ACTIVITY: From the records below, count the lines containing the word "this" and give only that number.

EXCERPTED RECORDS:
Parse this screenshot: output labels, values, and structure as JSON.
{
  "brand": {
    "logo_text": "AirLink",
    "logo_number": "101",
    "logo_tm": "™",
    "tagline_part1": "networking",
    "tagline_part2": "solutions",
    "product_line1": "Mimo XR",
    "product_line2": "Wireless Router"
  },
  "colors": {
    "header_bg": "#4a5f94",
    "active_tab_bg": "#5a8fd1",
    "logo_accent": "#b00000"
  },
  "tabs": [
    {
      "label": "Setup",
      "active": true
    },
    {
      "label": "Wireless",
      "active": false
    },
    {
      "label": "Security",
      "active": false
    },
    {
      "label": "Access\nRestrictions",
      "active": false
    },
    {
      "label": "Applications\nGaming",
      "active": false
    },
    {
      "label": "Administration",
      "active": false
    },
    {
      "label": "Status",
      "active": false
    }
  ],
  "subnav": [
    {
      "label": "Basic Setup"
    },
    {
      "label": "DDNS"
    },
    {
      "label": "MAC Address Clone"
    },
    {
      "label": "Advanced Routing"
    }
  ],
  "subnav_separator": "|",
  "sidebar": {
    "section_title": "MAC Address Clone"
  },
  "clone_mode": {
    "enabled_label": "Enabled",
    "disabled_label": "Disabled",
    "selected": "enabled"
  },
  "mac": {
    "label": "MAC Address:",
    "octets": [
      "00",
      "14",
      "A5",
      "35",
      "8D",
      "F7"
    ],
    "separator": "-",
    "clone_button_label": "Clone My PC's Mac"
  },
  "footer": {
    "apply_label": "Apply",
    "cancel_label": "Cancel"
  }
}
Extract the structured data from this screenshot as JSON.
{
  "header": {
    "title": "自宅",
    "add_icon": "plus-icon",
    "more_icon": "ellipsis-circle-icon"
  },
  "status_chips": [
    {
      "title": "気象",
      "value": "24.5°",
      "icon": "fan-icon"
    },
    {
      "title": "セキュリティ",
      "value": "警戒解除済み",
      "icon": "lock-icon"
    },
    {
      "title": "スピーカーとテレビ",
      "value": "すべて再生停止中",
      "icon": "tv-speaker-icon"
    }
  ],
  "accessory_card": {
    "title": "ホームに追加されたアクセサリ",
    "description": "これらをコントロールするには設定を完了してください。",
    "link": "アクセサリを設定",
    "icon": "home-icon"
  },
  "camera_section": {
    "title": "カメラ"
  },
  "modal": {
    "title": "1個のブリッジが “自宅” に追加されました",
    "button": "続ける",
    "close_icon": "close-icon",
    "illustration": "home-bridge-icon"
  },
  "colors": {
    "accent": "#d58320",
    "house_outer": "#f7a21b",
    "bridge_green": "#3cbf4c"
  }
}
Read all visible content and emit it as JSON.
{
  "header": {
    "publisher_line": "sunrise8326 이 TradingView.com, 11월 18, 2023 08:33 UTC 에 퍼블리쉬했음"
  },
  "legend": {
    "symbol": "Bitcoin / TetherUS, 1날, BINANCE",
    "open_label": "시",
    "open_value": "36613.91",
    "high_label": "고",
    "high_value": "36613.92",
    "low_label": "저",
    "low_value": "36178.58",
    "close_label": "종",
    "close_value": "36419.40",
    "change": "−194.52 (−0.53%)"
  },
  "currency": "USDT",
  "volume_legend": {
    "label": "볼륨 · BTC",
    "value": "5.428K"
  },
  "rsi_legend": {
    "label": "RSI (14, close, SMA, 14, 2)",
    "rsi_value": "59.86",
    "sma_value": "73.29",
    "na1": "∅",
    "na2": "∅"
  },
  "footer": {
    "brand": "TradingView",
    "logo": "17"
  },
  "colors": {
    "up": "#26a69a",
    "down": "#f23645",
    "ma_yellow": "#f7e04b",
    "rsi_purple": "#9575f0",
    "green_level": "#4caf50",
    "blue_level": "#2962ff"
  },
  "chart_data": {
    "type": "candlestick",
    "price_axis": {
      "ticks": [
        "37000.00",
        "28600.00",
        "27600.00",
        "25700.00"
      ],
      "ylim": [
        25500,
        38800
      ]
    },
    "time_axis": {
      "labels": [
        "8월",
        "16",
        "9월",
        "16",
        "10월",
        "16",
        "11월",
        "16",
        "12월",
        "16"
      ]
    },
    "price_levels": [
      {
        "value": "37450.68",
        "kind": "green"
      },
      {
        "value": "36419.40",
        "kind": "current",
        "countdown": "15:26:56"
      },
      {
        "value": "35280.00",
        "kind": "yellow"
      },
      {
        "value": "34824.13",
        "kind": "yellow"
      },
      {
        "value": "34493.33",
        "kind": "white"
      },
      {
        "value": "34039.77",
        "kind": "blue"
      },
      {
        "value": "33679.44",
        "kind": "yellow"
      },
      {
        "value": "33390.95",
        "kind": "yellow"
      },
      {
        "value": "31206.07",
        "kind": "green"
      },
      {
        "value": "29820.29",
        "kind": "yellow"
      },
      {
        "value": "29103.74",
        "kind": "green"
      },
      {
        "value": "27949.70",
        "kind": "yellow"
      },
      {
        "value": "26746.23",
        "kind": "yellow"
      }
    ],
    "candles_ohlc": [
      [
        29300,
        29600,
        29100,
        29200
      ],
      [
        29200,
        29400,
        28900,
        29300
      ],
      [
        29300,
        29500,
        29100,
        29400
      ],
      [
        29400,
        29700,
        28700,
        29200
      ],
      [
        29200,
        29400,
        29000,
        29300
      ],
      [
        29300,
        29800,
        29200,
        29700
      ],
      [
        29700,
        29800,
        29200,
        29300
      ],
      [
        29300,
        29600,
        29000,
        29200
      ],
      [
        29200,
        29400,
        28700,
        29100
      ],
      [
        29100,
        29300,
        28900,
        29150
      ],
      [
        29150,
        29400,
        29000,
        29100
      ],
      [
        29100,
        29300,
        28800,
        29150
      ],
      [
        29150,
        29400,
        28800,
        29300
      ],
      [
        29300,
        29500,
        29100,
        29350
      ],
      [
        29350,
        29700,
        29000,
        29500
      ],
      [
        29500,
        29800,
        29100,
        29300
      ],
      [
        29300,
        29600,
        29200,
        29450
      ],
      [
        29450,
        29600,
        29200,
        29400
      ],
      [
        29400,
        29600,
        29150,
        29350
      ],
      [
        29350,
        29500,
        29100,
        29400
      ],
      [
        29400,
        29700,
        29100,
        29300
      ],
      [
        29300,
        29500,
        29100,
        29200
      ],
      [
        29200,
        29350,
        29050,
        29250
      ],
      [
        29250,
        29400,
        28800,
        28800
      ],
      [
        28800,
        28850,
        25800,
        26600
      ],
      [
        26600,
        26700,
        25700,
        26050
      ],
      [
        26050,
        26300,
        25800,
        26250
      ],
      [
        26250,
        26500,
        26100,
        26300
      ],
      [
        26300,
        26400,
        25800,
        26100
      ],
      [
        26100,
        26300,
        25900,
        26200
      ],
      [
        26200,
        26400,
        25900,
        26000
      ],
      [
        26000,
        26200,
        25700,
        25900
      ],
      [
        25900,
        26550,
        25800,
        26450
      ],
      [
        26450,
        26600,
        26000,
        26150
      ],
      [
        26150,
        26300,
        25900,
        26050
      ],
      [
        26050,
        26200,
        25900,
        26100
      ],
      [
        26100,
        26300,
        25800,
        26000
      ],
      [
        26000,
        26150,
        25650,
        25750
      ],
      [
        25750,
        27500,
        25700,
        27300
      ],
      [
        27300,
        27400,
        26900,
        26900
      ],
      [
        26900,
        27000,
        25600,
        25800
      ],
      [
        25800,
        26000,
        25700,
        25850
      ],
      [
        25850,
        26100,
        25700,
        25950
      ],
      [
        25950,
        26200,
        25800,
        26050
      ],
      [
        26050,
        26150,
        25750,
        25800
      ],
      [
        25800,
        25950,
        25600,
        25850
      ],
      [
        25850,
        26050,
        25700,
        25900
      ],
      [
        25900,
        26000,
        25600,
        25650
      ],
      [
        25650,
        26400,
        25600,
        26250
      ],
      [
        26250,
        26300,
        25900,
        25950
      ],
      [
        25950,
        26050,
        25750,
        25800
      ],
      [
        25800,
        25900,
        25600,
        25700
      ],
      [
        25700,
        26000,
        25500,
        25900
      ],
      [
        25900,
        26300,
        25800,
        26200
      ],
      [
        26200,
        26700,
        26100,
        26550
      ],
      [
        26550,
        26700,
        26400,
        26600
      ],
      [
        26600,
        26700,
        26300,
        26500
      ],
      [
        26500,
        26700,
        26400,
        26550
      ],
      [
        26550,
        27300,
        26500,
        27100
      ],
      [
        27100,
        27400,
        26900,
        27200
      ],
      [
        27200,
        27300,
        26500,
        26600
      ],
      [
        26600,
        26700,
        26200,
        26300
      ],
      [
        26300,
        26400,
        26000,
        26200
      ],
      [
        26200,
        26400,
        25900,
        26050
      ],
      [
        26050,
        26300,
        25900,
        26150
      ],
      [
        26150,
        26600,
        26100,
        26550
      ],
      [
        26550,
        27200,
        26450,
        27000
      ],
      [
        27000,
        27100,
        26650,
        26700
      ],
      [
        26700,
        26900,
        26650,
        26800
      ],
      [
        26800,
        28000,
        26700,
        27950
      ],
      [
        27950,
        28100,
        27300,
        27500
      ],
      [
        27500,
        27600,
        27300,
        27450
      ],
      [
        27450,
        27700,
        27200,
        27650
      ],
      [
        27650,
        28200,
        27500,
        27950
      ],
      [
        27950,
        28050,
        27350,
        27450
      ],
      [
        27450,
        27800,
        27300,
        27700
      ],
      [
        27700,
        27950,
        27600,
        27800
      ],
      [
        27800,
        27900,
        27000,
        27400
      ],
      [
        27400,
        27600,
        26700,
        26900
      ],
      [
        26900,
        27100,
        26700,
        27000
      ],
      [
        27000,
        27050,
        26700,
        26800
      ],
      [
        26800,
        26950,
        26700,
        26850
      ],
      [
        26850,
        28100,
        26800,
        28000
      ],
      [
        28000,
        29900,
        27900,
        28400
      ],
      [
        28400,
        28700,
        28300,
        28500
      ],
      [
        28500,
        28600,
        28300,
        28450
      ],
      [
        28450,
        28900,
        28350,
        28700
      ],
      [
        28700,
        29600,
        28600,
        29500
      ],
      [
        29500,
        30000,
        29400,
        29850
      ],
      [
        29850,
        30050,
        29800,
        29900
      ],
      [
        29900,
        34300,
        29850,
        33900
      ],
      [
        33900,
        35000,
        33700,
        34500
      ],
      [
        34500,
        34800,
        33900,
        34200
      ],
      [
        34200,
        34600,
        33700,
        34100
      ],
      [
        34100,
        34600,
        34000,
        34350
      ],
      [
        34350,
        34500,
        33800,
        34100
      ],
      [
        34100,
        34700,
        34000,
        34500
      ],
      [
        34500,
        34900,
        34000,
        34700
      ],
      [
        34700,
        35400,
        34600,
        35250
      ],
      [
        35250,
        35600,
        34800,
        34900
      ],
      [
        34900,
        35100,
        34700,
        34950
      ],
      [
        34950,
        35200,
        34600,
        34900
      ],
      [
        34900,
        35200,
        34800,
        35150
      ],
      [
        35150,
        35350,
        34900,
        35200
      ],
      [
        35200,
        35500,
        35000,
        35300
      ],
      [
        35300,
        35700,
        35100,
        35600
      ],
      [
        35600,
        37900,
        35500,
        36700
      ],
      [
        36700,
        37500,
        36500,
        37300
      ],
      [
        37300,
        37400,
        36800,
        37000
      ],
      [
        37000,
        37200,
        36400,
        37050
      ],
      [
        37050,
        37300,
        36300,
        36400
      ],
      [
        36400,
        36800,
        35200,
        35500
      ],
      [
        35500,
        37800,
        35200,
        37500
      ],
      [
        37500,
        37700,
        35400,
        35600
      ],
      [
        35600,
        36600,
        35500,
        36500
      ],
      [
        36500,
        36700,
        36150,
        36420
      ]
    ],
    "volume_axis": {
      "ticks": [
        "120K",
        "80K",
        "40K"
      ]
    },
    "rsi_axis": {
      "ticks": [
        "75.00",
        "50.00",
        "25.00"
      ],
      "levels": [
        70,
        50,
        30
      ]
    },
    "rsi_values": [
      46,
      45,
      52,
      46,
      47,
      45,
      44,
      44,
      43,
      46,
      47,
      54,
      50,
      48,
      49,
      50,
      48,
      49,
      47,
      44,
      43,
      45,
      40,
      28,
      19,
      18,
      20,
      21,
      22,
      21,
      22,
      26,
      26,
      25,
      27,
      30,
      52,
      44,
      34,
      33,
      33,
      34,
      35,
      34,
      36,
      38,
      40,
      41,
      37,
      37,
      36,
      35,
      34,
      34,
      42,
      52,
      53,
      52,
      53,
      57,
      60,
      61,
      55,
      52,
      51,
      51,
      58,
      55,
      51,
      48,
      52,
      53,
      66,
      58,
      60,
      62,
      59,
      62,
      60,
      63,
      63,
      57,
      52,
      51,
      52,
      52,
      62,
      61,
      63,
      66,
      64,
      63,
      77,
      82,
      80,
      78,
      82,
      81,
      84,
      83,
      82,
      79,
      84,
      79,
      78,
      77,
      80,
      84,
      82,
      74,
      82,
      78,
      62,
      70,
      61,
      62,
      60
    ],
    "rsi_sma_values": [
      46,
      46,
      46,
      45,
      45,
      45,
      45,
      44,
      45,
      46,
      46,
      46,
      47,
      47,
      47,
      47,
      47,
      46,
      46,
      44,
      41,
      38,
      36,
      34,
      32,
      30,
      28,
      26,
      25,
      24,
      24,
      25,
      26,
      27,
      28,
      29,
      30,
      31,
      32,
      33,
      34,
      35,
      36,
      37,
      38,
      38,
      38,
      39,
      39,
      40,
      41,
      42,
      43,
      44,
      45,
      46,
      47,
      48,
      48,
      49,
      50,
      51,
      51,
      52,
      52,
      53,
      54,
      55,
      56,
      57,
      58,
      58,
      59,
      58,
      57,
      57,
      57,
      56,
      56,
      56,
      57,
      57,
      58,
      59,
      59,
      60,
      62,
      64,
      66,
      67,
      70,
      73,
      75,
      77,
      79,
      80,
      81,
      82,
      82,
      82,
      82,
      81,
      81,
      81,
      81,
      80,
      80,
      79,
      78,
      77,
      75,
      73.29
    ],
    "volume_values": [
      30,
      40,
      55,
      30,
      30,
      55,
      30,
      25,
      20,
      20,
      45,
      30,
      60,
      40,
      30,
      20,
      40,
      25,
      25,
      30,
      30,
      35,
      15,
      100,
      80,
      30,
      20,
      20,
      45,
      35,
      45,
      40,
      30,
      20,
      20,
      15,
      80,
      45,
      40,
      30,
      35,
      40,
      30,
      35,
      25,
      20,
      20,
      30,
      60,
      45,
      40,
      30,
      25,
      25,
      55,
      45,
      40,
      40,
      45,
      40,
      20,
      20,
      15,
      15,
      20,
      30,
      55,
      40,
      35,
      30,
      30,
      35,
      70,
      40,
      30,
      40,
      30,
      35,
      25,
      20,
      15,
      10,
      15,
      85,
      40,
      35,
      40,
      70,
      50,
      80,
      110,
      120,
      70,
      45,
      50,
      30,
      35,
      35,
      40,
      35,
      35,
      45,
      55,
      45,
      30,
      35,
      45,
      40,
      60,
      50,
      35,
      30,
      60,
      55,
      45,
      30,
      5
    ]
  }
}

TASK RESPONSE: 2